Rape Rap


Proponents of censorship claim that rape rates soared as pornography proliferated in the 1970s and '80s. "The violence toward women is there, everywhere," Eleanor Smeal, head of the Fund for a Feminist Majority, said after a March 11 conference on pornography. "I don't want a police state….But to do nothing out of fear is wrong."

Yet according to a study published in the Spring issue of the Maryland Law Review, the best evidence does not support a connection between pornography and rape. Measuring pornography sales in constant dollars, Rutgers University law professor George C. Thomas III finds a fourfold increase during the last two decades. And according to the source most commonly cited by anti-porn activists, the FBI's Uniform Crime Reports, the rape rate increased from 0.24 per 1,000 people in 1973 to 0.41 in 1990.

What's more, the UCR data do not differentiate between stranger and acquaintance rape, so the figures may be inflated by changes in the definition of acquaintance rape.
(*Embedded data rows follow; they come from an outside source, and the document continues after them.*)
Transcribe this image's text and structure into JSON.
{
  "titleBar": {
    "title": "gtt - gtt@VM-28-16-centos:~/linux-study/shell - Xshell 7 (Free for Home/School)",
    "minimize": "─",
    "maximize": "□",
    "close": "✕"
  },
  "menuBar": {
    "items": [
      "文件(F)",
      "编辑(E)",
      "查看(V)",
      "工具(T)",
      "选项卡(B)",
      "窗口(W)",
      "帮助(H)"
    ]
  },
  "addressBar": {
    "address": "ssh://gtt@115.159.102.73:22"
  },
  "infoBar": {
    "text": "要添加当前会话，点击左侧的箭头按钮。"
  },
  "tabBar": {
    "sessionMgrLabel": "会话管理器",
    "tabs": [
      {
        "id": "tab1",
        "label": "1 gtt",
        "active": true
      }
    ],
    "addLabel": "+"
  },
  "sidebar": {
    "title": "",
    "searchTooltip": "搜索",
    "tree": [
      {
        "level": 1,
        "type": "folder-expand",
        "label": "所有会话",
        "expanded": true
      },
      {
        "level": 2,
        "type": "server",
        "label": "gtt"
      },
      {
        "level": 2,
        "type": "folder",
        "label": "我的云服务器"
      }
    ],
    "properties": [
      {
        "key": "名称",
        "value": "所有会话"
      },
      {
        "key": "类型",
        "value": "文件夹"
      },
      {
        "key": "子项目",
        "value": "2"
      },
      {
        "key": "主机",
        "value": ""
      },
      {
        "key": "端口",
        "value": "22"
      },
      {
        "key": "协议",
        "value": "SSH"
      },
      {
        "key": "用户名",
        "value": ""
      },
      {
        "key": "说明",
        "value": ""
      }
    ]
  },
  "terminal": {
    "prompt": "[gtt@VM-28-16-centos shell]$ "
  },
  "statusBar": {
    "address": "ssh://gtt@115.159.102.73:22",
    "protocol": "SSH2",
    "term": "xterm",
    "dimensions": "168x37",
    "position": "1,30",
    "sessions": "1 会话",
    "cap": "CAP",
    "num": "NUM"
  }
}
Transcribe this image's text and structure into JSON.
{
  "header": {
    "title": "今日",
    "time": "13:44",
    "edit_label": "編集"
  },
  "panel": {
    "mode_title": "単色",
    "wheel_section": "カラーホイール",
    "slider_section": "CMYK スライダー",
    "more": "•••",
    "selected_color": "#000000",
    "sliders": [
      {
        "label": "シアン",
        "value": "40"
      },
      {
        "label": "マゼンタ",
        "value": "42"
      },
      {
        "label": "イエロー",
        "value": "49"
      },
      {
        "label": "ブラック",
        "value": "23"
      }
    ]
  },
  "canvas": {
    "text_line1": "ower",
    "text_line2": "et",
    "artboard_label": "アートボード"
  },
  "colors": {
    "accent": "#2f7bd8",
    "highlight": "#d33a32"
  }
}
Thomas cites two studies in which groups of university students were asked about a situation in which sex occurs after a woman clearly and repeatedly rejects a man's advances (and does not ultimately consent). The percentage who considered this rape increased from 58 percent in 1981 to 97 percent in 1992. As more incidents come to be viewed as rape, the number of rape reports would naturally rise, even without a change in the number of incidents.

Unlike the UCR, the Justice Department's National Crime Survey, which polls a representative nationwide sample, divides rapes into "stranger" and "nonstranger" categories. Since the "stranger" category should not include any incidents reported due to changing attitudes about what constitutes acquaintance rape, Thomas concludes that it provides the best available measure of the trend in rapes. According to this measure, the rape rate has actually fallen by about 50 percent since 1973.